Going line by line through the entries below, count those that contain "which". Give the number by itself.

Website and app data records
--------------------------------
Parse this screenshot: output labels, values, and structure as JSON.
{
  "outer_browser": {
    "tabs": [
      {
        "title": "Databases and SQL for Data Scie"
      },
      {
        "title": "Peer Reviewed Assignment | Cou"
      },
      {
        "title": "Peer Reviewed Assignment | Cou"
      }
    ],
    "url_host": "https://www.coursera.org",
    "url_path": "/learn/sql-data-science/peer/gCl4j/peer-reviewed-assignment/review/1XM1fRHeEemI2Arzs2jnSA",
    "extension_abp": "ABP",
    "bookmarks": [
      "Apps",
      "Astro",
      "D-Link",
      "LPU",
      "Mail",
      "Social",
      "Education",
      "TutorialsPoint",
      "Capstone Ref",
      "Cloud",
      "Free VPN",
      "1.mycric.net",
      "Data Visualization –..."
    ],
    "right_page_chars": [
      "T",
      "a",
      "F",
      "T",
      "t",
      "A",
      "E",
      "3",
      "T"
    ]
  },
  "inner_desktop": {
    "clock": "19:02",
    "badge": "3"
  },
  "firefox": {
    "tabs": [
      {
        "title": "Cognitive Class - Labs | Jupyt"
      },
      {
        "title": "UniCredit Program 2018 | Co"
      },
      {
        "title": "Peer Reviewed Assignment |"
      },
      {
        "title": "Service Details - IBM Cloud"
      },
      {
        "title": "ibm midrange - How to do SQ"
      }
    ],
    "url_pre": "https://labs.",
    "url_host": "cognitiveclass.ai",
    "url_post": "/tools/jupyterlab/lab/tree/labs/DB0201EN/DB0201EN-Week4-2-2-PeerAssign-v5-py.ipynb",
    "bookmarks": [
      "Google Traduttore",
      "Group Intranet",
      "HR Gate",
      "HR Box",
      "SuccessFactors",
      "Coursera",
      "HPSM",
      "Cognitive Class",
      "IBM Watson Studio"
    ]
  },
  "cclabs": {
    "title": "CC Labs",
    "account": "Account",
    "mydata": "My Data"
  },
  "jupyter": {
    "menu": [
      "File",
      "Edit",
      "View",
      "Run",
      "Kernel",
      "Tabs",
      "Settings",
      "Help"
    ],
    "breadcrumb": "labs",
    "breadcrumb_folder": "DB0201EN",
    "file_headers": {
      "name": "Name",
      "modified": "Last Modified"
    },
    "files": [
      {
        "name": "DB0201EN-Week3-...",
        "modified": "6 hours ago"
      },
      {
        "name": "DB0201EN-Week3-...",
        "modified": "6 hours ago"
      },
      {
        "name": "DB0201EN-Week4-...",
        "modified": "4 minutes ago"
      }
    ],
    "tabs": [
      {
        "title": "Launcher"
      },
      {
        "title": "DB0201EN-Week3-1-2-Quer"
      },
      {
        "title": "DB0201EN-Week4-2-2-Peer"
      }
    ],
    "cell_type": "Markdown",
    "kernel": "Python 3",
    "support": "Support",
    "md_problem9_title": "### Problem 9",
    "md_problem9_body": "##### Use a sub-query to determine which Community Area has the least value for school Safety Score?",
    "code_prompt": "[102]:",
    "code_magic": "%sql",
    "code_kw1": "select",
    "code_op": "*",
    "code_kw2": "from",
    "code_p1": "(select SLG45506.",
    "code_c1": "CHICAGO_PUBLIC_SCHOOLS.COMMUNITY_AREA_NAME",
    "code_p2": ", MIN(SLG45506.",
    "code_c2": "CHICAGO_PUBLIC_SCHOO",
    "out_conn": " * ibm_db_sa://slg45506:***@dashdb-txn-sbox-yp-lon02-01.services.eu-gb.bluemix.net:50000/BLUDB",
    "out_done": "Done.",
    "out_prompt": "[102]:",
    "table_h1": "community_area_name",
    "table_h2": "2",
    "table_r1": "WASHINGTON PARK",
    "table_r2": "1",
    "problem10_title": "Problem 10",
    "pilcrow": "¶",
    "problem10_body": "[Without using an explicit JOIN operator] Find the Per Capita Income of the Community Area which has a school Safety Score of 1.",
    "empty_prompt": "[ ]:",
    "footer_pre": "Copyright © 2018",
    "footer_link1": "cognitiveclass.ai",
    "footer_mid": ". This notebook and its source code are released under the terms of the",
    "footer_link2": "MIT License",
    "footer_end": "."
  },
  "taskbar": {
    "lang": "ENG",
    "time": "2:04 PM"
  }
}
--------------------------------
* **Written reply**: 2